Deborah Vivien Freeman-Mitford Cavendish, Duchess of Devonshire, was brought up in Oxfordshire, England. In 1950 her husband, Andrew, the 11th Duke of Devonshire, inherited extensive estates in Yorkshire and Ireland as well as Chatsworth, the family seat in Derbyshire, and Deborah became chatelaine of one of England's great houses. She is the author of Counting My Chickens and Home to Roost, among other books, and her letters have been collected in The Mitfords: Letters Between Six Sisters and In Tearing Haste: The Correspondence of the Duchess of Devonshire and Patrick Leigh Fermor. Following her husband's death in 2004, she moved to a village on the Chatsworth estate. Charlotte Mosley, Deborah Mitford's daughter-in-law, has worked as a publisher and journalist. She is the editor of Love from Nancy: The Letters of Nancy Mitford, The Letters of Nancy Mitford and Evelyn Waugh, and The Mitfords: Letters Between Six Sisters.

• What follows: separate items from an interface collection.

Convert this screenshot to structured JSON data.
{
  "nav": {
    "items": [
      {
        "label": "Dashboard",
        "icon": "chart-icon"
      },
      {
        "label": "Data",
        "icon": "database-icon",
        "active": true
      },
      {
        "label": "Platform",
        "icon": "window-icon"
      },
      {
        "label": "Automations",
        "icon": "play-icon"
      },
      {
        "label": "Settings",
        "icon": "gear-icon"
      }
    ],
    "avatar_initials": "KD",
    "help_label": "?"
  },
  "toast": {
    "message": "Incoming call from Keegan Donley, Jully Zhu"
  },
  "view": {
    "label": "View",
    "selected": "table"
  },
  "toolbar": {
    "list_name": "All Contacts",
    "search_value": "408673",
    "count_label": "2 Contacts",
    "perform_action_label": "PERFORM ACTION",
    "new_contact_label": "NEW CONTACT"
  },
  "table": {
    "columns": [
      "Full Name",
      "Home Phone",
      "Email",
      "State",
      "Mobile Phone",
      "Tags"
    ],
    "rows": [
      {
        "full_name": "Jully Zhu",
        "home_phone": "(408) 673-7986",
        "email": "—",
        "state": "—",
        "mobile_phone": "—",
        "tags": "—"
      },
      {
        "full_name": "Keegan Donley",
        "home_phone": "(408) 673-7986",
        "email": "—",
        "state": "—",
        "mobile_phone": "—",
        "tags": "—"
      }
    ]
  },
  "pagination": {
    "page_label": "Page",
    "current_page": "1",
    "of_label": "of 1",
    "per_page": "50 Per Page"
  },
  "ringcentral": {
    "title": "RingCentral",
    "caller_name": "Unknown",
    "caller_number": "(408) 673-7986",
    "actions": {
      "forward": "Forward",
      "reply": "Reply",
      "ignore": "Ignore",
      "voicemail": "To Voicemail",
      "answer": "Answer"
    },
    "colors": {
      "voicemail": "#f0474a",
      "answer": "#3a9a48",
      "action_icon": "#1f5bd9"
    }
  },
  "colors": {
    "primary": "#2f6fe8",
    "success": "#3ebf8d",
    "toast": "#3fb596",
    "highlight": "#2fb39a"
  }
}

She lives in Paris.
"Charming, captivating, and at times wickedly funny. 'Wait for Me!' was the refrain of young 'Debo', the baby of the family. Now ninety, she has caught up beautifully." --Time "A national treasure." --Sarah Lyall, The New York Times "Wait for Me! . . . teem[s] with memories of love, war, betrayal, heartbreak, housekeeping, and frolic . . . tantalizing . . . riveting." --Liesl Schillinger, The New York Times Book Review "Admirably done, cannily blending disclosure and reticence in a charming book that kept me riveted." --Miranda Seymour, The Guardian (London) "[Debo] is in possession of what I can only describe as a uniquely Mitford-esque sensibility: loving but unsentimental . . . able to find the ridiculous in almost anything." --Rachel Cooke, The Observer (London) "More entertaining than anything I could say about it." --P. J. Kavanagh on COUNTING MY CHICKENS..., The Spectator "Nobody with an interest in the past century could fail to be interested in the gossip, which extends to just about everyone of interest." --Matthew Bell on HOME TO ROOST, The Independent on Sunday "Behind the wit and quips, there is something else stronger and more rigorous. She goes to the ballet at Covent Garden with the Queen Mother and notices that throughout the entire performance, the Queen Mother's back 'never once touched the chair.' That is how the Duchess is too--never a slouch, never a saggy moment, even in grief alert, attentive, observant." --Adam Nicolson on HOME TO ROOST, The Spectator "One of the great twentieth-century correspondences . . . Bursting with wit and conviviality." --James Purdon on IN TEARING HASTE, The Observer (London) "Beguiling . . . Hugely enjoyable . . . What these letters so wonderfully demonstrate is an unfailing appetite for life." --Anne Chisholm on IN TEARING HASTE, The Spectator "Funny, loving, sparkly, snarky, heartbreaking, chilling, gossipy, wise." --Amanda Lovell on THE MITFORDS, O, The Oprah Magazine